I'd like some comments. I am just thinking ahead. Lets say, you just blew in attic insulation and a year later the owner calls and says, " I want to add recessed lighting" Here's my question: and keeping in mind sustainability and building science:
Is it best to put a double layer, overlapped, of batt insulation, rather than blown in and have 13 in+ of insulation fall into the house?
Or maybe it would be better to blow in at the edges so that you get into the crevices and do a double batt in the center?
Thanks for your comments
Judi Lyall w/ SHE BUILDS GREEN
Uh no - lets say you need to add a recessed light later (first besides making sure it is IC rated) simply drill a small pilot hole where you want it & push a wire feed rod through the hole
No you can go up into the attic clear the area away, check for issues, run wires, etc... with minimal issues
Now personally I have to agree with Michael Anschel & state that they should not be used at all (for me, at least in this case) but that is another argument altogether
First I would try to talk the customer out of recessed lights in general, in favor of ceiling fixtures.
Second I would ask them before installing the insulation, if they have any remodeling plans for the home in the future, so we can take those into account before we proceed with insulation. If the customer said at the time that they might want to install recessed lights later on, I would say let's do that now before we blow in insulation. Make sure to use air tight rated IC cans.

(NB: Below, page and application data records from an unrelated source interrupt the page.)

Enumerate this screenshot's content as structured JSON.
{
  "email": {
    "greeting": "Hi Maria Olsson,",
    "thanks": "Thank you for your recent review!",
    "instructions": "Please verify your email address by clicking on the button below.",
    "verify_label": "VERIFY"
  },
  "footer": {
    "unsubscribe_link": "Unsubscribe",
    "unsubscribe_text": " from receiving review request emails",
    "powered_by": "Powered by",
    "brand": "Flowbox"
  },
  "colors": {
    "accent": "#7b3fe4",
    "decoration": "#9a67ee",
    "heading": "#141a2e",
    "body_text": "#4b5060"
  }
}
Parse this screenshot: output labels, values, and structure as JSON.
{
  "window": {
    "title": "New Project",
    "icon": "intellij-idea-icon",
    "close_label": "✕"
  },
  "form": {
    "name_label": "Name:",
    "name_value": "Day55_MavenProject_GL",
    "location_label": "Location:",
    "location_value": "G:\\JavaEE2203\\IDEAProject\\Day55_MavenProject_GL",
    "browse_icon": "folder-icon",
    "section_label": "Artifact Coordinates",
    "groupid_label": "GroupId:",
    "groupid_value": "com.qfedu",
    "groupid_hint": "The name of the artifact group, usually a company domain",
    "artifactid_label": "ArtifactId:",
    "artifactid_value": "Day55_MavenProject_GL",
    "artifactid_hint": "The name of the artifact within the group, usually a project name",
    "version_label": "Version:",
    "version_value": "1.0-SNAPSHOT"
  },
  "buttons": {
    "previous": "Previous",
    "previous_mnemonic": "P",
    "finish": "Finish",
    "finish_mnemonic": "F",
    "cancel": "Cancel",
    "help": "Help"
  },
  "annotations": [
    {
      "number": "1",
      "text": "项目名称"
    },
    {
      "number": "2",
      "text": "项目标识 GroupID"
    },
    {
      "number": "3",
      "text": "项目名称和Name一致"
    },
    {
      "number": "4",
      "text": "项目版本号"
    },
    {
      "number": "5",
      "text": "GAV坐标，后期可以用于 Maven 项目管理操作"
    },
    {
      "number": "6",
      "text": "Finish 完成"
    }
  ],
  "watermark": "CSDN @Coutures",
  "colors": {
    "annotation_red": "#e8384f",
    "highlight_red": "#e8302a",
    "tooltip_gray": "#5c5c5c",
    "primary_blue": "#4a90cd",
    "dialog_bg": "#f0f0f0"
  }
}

But I would not switch to batts because I don't think that is really going to save anyone any time or money. It doesn't take that long to dig insulation out of the way in order to install recessed lights. If some insulation falls through, so what, just clean it up. Then top off the attic with more insulation when you are done.